## Information

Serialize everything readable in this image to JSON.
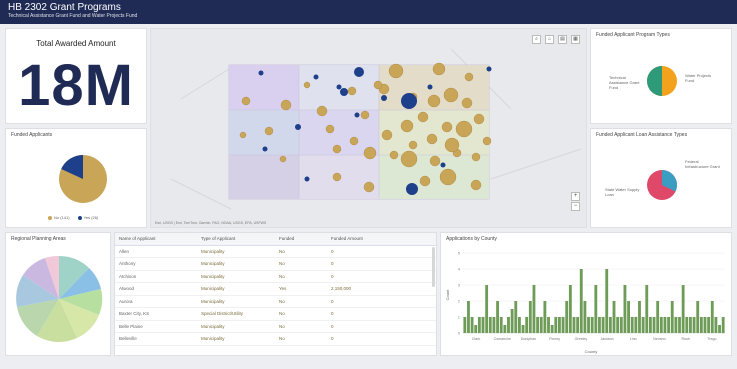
{
  "header": {
    "title": "HB 2302 Grant Programs",
    "subtitle": "Technical Assistance Grant Fund and Water Projects Fund"
  },
  "kpi": {
    "title": "Total Awarded Amount",
    "value": "18M"
  },
  "funded_applicants": {
    "title": "Funded Applicants",
    "legend": [
      "No (141)",
      "Yes (26)"
    ],
    "colors": [
      "#c9a558",
      "#1e3f8a"
    ]
  },
  "regional": {
    "title": "Regional Planning Areas"
  },
  "program_types": {
    "title": "Funded Applicant Program Types",
    "label_left": "Technical Assistance Grant Fund",
    "label_right": "Water Projects Fund",
    "colors": [
      "#2f9a79",
      "#f2a21d"
    ]
  },
  "loan_types": {
    "title": "Funded Applicant Loan Assistance Types",
    "label_right": "Federal Infrastructure Grant",
    "label_left": "State Water Supply Loan",
    "colors": [
      "#e0486a",
      "#3a9ec2"
    ]
  },
  "map": {
    "attribution": "Esri, USGS | Esri, TomTom, Garmin, FAO, NOAA, USGS, EPA, USFWS",
    "zoom_in": "+",
    "zoom_out": "−"
  },
  "table": {
    "headers": [
      "Name of Applicant",
      "Type of Applicant",
      "Funded",
      "Funded Amount"
    ],
    "rows": [
      [
        "Allen",
        "Municipality",
        "No",
        "0"
      ],
      [
        "Anthony",
        "Municipality",
        "No",
        "0"
      ],
      [
        "Atchison",
        "Municipality",
        "No",
        "0"
      ],
      [
        "Atwood",
        "Municipality",
        "Yes",
        "2,150,000"
      ],
      [
        "Aurora",
        "Municipality",
        "No",
        "0"
      ],
      [
        "Baxter City, KS",
        "Special District/Utility",
        "No",
        "0"
      ],
      [
        "Belle Plaine",
        "Municipality",
        "No",
        "0"
      ],
      [
        "Belleville",
        "Municipality",
        "No",
        "0"
      ]
    ]
  },
  "chart_data": {
    "type": "bar",
    "title": "Applications by County",
    "xlabel": "County",
    "ylabel": "Count",
    "ylim": [
      0,
      5
    ],
    "tick_labels": [
      "Clark",
      "Comanche",
      "Doniphan",
      "Finney",
      "Greeley",
      "Jackson",
      "Linn",
      "Neosho",
      "Rush",
      "Trego"
    ],
    "values": [
      1,
      2,
      1,
      0.5,
      1,
      1,
      3,
      1,
      1,
      2,
      1,
      0.5,
      1,
      1.5,
      2,
      1,
      0.5,
      1,
      2,
      3,
      1,
      1,
      2,
      1,
      0.5,
      1,
      1,
      1,
      2,
      3,
      1,
      1,
      4,
      2,
      1,
      1,
      3,
      1,
      1,
      4,
      1,
      2,
      1,
      1,
      3,
      2,
      1,
      1,
      2,
      1,
      3,
      1,
      1,
      2,
      1,
      1,
      1,
      2,
      1,
      1,
      3,
      1,
      1,
      1,
      2,
      1,
      1,
      1,
      2,
      1,
      0.5,
      1
    ],
    "color": "#6e9c58"
  }
}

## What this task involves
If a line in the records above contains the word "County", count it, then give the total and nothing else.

## Solution to the exercise
2